The Alban lake . . . looks like the area of some vast amphitheater.
Addison.

2. The inclosed space on which a building stands.

3. The sunken space or court, giving ingress and affording light to the basement of a building.

4. An extent of surface; a tract of the earth's surface; a region; as, vast uncultivated areas .

5. (Geom.) The superficial contents of any figure; the surface included within any given lines; superficial extent; as, the area of a square or a triangle.

6. (Biol.) A spot or small marked space; as, the germinative area .

7. Extent; scope; range; as, a wide area of thought.

The largest area of human history and man's common nature.
F. Harrison.

Dry area . See under Dry .

Aread, Areed transitive verb [ Middle English areden , Anglo-Saxon ārǣdan to interpret. See Read .]
1. To tell, declare, explain, or interpret; to divine; to guess; as, to aread a riddle or a dream. [ Obsolete]

Therefore more plain aread this doubtful case.
Spenser.

2. To read. [ Obsolete] Drayton.

3. To counsel, advise, warn, or direct.

But mark what I aread thee now. Avaunt!
Milton.

4. To decree; to adjudge. [ Archaic] Ld. Lytton.

Areal adjective [ Confer Latin arealis , from area .] Of or pertaining to an area; as, areal interstices (the areas or spaces inclosed by the reticulate vessels of leaves).

Arear transitive verb & i. [ Anglo-Saxon ārǣran . See Rear .] To raise; to set up; to stir up. [ Obsolete]

Arear adverb [ See Arrear , adverb ] Backward; in or to the rear; behindhand. Spenser.

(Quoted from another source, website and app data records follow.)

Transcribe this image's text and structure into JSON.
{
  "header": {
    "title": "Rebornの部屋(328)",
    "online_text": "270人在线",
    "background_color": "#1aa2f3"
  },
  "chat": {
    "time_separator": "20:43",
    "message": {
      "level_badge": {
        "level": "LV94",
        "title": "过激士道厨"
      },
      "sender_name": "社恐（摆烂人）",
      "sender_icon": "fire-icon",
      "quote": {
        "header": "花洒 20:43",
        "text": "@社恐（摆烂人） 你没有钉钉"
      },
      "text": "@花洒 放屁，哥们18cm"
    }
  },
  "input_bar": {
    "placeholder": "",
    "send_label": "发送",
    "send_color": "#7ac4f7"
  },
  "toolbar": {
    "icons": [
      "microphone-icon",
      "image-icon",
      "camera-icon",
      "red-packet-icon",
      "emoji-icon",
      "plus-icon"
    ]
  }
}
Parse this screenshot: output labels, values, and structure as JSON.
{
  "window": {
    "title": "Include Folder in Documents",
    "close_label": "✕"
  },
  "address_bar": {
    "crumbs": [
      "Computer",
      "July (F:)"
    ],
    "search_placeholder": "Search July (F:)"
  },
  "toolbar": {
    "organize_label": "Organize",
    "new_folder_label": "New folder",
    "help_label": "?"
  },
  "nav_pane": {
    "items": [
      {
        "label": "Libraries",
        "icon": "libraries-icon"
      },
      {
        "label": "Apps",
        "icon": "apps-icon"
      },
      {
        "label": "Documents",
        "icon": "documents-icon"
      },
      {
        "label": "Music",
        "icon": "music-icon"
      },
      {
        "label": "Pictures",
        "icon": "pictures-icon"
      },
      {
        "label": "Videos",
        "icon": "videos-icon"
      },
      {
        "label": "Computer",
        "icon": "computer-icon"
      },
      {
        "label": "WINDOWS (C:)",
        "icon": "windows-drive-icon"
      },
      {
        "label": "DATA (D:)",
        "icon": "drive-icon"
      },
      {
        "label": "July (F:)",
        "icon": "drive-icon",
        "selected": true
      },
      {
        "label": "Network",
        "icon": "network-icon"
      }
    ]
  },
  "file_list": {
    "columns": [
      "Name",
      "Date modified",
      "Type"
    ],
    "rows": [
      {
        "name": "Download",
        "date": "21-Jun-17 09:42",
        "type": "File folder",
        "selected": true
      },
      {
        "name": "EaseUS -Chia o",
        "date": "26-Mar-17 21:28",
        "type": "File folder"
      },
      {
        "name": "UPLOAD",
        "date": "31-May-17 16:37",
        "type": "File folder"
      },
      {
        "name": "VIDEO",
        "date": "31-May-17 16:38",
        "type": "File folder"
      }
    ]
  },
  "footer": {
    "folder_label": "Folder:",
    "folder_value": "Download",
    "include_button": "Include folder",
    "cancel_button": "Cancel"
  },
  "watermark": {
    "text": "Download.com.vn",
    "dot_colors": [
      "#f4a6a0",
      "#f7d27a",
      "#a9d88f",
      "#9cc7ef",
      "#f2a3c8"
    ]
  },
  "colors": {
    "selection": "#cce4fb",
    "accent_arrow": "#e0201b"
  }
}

Areca noun [ Canarese adiki : confer Portuguese & Spanish areca .] (Botany) A genus of palms, one species of which produces the areca nut, or betel nut, which is chewed in India with the leaf of the Piper Betle and lime.